By Amy Perry, Fort Lee Public Affairs

FORT LEE, Va. – A delegation of women from nine African countries toured Fort Lee Monday and took part in a roundtable discussion with senior-ranking leaders from the installation at the U.S. Army Women’s Museum.

The 11 women – senior NCOs and officers from their military’s signal branches – received a command brief from Col. Tamatha A. Patterson, commander, 23rd Quartermaster Brigade, toured the museum and participated in a roundtable question and answer session later in the day.

The visit was part of the U.S. African Command Women’s Communication Forum, said Liz Jordan, the Command, Control, Communications and Computer Systems and Outreach Coalition Division program manager. The delegation also visited the Pentagon and other DOD facilities and organizations within the capital region. The forums support the command’s mission to build the military capacity of partner nations in Africa while also supporting the president’s National Action Plan on Women’s Peace and Security.

“The objective of this trip is to exchange signal doctrine, techniques and philosophies with our African partners and to engage in discussions on the unique situations faced by women serving in the military,” said Jordan.

In its’ second year, the forum returned to the Army Women’s Museum after a successful trip during the previous forum.

“We first came to the museum last year, and we were impressed not only with the staff and exhibits but also the willingness of the command to support our visit with such enthusiasm,” Jordan said. “Obviously, the museum displays how far women in the U.S. Army have come in a relatively short time, but it also allows our African partners the chance to relate to similar struggles.
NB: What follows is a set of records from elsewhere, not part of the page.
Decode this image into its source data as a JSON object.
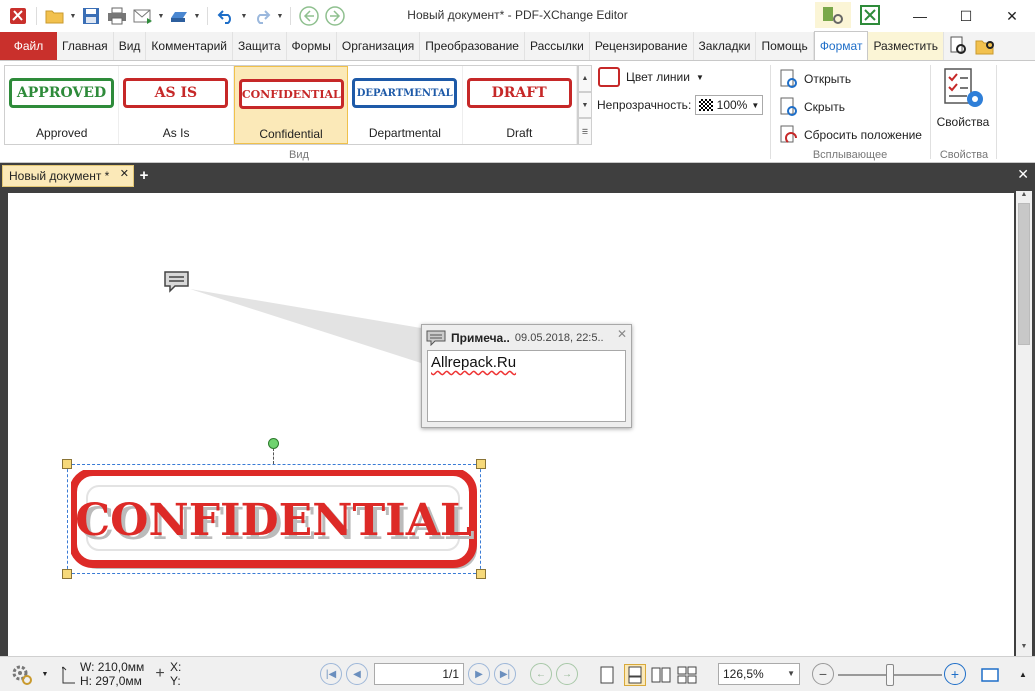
{
  "window": {
    "title": "Новый документ* - PDF-XChange Editor"
  },
  "ribbon_tabs": {
    "file": "Файл",
    "items": [
      "Главная",
      "Вид",
      "Комментарий",
      "Защита",
      "Формы",
      "Организация",
      "Преобразование",
      "Рассылки",
      "Рецензирование",
      "Закладки",
      "Помощь",
      "Формат",
      "Разместить"
    ],
    "active": "Формат"
  },
  "gallery": {
    "items": [
      {
        "stamp": "APPROVED",
        "label": "Approved",
        "color": "#2e8b3a"
      },
      {
        "stamp": "AS IS",
        "label": "As Is",
        "color": "#c62828"
      },
      {
        "stamp": "CONFIDENTIAL",
        "label": "Confidential",
        "color": "#c62828"
      },
      {
        "stamp": "DEPARTMENTAL",
        "label": "Departmental",
        "color": "#1e5aa8"
      },
      {
        "stamp": "DRAFT",
        "label": "Draft",
        "color": "#c62828"
      }
    ],
    "selected": "Confidential",
    "group_label": "Вид"
  },
  "format": {
    "line_color_label": "Цвет линии",
    "line_color": "#c62828",
    "opacity_label": "Непрозрачность:",
    "opacity_value": "100%"
  },
  "popup_group": {
    "open": "Открыть",
    "hide": "Скрыть",
    "reset": "Сбросить положение",
    "group_label": "Всплывающее"
  },
  "properties_group": {
    "button": "Свойства",
    "group_label": "Свойства"
  },
  "document": {
    "tab_title": "Новый документ *",
    "note_title": "Примеча..",
    "note_date": "09.05.2018, 22:5..",
    "note_text": "Allrepack.Ru",
    "stamp_text": "CONFIDENTIAL"
  },
  "status": {
    "width": "W: 210,0мм",
    "height": "H: 297,0мм",
    "x": "X:",
    "y": "Y:",
    "page": "1/1",
    "zoom": "126,5%"
  },
  "colors": {
    "file_tab": "#c9302c",
    "accent": "#1e6ec8",
    "stamp_red": "#dd2a27",
    "selection": "#fbe9b8"
  }
}
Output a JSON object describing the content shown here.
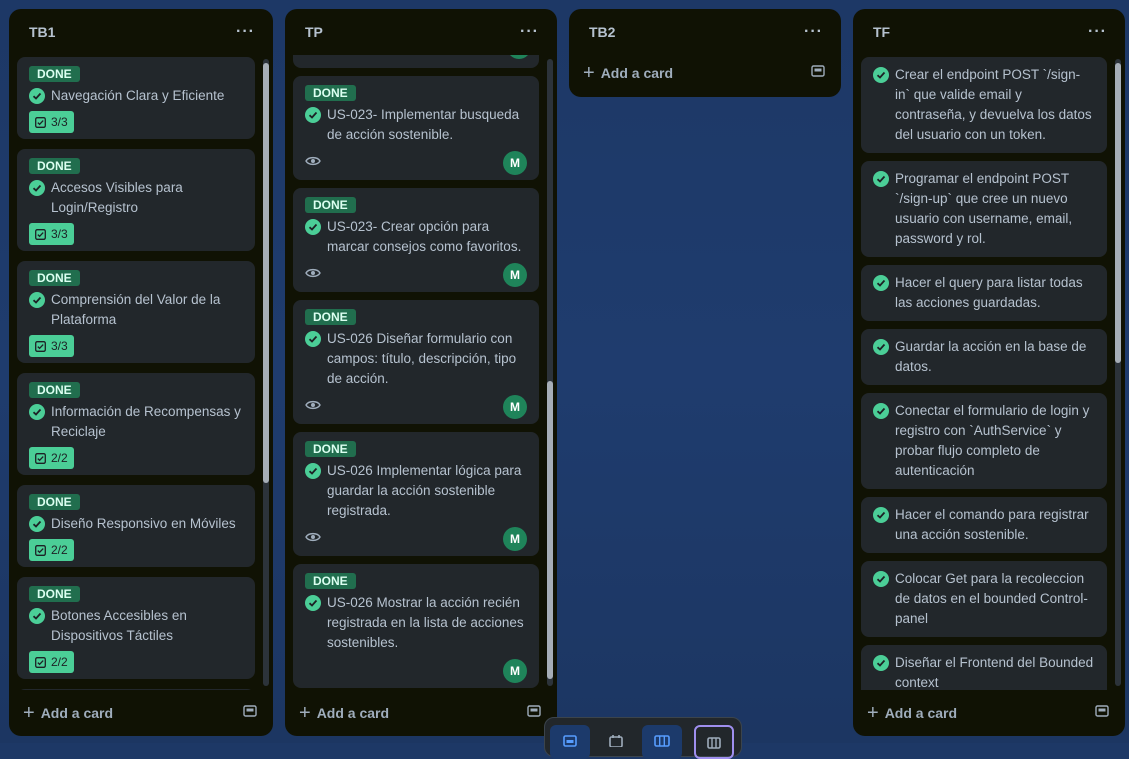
{
  "colors": {
    "board_background": "#1f3c6e",
    "list_background": "#101204",
    "card_background": "#22272b",
    "done_label": "#216e4e",
    "check_green": "#4bce97",
    "avatar_green": "#1f845a"
  },
  "lists": {
    "tb1": {
      "title": "TB1",
      "add_card": "Add a card",
      "cards": [
        {
          "label": "DONE",
          "text": "Navegación Clara y Eficiente",
          "checklist": "3/3"
        },
        {
          "label": "DONE",
          "text": "Accesos Visibles para Login/Registro",
          "checklist": "3/3"
        },
        {
          "label": "DONE",
          "text": "Comprensión del Valor de la Plataforma",
          "checklist": "3/3"
        },
        {
          "label": "DONE",
          "text": "Información de Recompensas y Reciclaje",
          "checklist": "2/2"
        },
        {
          "label": "DONE",
          "text": "Diseño Responsivo en Móviles",
          "checklist": "2/2"
        },
        {
          "label": "DONE",
          "text": "Botones Accesibles en Dispositivos Táctiles",
          "checklist": "2/2"
        }
      ]
    },
    "tp": {
      "title": "TP",
      "add_card": "Add a card",
      "cards": [
        {
          "label": "DONE",
          "text": "US-023- Implementar busqueda de acción sostenible.",
          "avatar": "M"
        },
        {
          "label": "DONE",
          "text": "US-023- Crear opción para marcar consejos como favoritos.",
          "avatar": "M"
        },
        {
          "label": "DONE",
          "text": "US-026 Diseñar formulario con campos: título, descripción, tipo de acción.",
          "avatar": "M"
        },
        {
          "label": "DONE",
          "text": "US-026 Implementar lógica para guardar la acción sostenible registrada.",
          "avatar": "M"
        },
        {
          "label": "DONE",
          "text": "US-026 Mostrar la acción recién registrada en la lista de acciones sostenibles.",
          "avatar": "M"
        }
      ]
    },
    "tb2": {
      "title": "TB2",
      "add_card": "Add a card"
    },
    "tf": {
      "title": "TF",
      "add_card": "Add a card",
      "cards": [
        {
          "text": "Crear el endpoint POST `/sign-in` que valide email y contraseña, y devuelva los datos del usuario con un token."
        },
        {
          "text": "Programar el endpoint POST `/sign-up` que cree un nuevo usuario con username, email, password y rol."
        },
        {
          "text": "Hacer el query para listar todas las acciones guardadas."
        },
        {
          "text": "Guardar la acción en la base de datos."
        },
        {
          "text": "Conectar el formulario de login y registro con `AuthService` y probar flujo completo de autenticación"
        },
        {
          "text": "Hacer el comando para registrar una acción sostenible."
        },
        {
          "text": "Colocar Get para la recoleccion de datos en el bounded Control-panel"
        },
        {
          "text": "Diseñar el Frontend del Bounded context"
        }
      ]
    }
  },
  "icons": {
    "more": "ellipsis-icon",
    "check": "check-circle-icon",
    "checklist": "checklist-icon",
    "watch": "eye-icon",
    "template": "card-template-icon",
    "add": "plus-icon"
  }
}
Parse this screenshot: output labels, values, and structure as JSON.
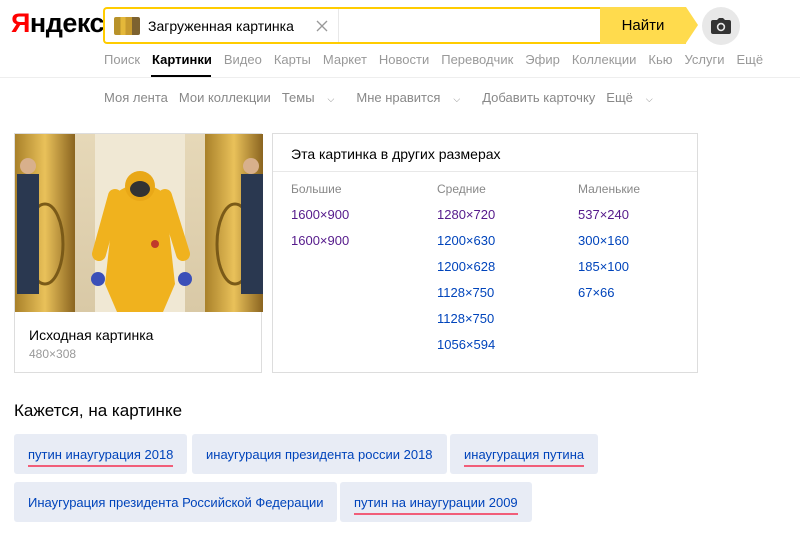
{
  "header": {
    "logo_prefix": "Я",
    "logo_rest": "ндекс",
    "search_chip": "Загруженная картинка",
    "search_button": "Найти"
  },
  "nav": [
    "Поиск",
    "Картинки",
    "Видео",
    "Карты",
    "Маркет",
    "Новости",
    "Переводчик",
    "Эфир",
    "Коллекции",
    "Кью",
    "Услуги",
    "Ещё"
  ],
  "nav_active": "Картинки",
  "subnav": {
    "feed": "Моя лента",
    "collections": "Мои коллекции",
    "themes": "Темы",
    "likes": "Мне нравится",
    "add_card": "Добавить карточку",
    "more": "Ещё"
  },
  "original": {
    "title": "Исходная картинка",
    "size": "480×308"
  },
  "sizes": {
    "title": "Эта картинка в других размерах",
    "large_label": "Большие",
    "medium_label": "Средние",
    "small_label": "Маленькие",
    "large": [
      "1600×900",
      "1600×900"
    ],
    "medium": [
      "1280×720",
      "1200×630",
      "1200×628",
      "1128×750",
      "1128×750",
      "1056×594"
    ],
    "small": [
      "537×240",
      "300×160",
      "185×100",
      "67×66"
    ]
  },
  "tags": {
    "title": "Кажется, на картинке",
    "items": [
      "путин инаугурация 2018",
      "инаугурация президента россии 2018",
      "инаугурация путина",
      "Инаугурация президента Российской Федерации",
      "путин на инаугурации 2009"
    ]
  },
  "colors": {
    "accent": "#ffdb4d",
    "link": "#0044bb",
    "visited": "#551a8b",
    "tag_bg": "#e8ecf5"
  }
}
Women’s peace and security is a global concern, and by discussing our similarities and differences, we are better able to find solutions and strengthen growing relationships.”

Lt. Catherine Nalwoga, Uganda Defense Forces, said she enjoyed the visit to the Army Women’s Museum because it taught her about the role women have played in the U.S. Army.

“I learned that we need to leave something to remember our service in the Army,” said Nalwoga, who has served for 11 years. “Touring the women’s museum showed me that former military members left items behind (as reminders of their service). We need to leave something behind so when we retire, we can be remembered.”

During the roundtable discussion, some of the questions posed to the African women included why they joined their respective military branches, whether they are allowed to marry other military members, and if they received equal pay and treatment when it came to job availability. While many reported they could have the same jobs as males, the opportunities weren’t always equal as most of the additional educational chances went first to males and females were only considered when it was a requirement to train them.

In Africa, each country’s military varies on whether women are allowed to serve and what jobs are available. That mimics the early days of the United States, where women started in supporting roles, then became active participants, and finally, decision makers, said Dr. Selam Alemayo an African Cultural Studies professor working for the U.S. Air Force.

“In Africa, the level women can achieve varies because, in some branches there are (female) generals, in others, the highest ranking women is a major,” she said. “It’s a progress. When you look at the studies, women do have a chance to make a difference at their level. One of the ways we can help break that barrier – and build our relationship with African countries – is when we hold these types of events, ask for women. We can help them make progress and eventually, you’ll see those countries sending women to optional events.”

The forum will continue through Friday.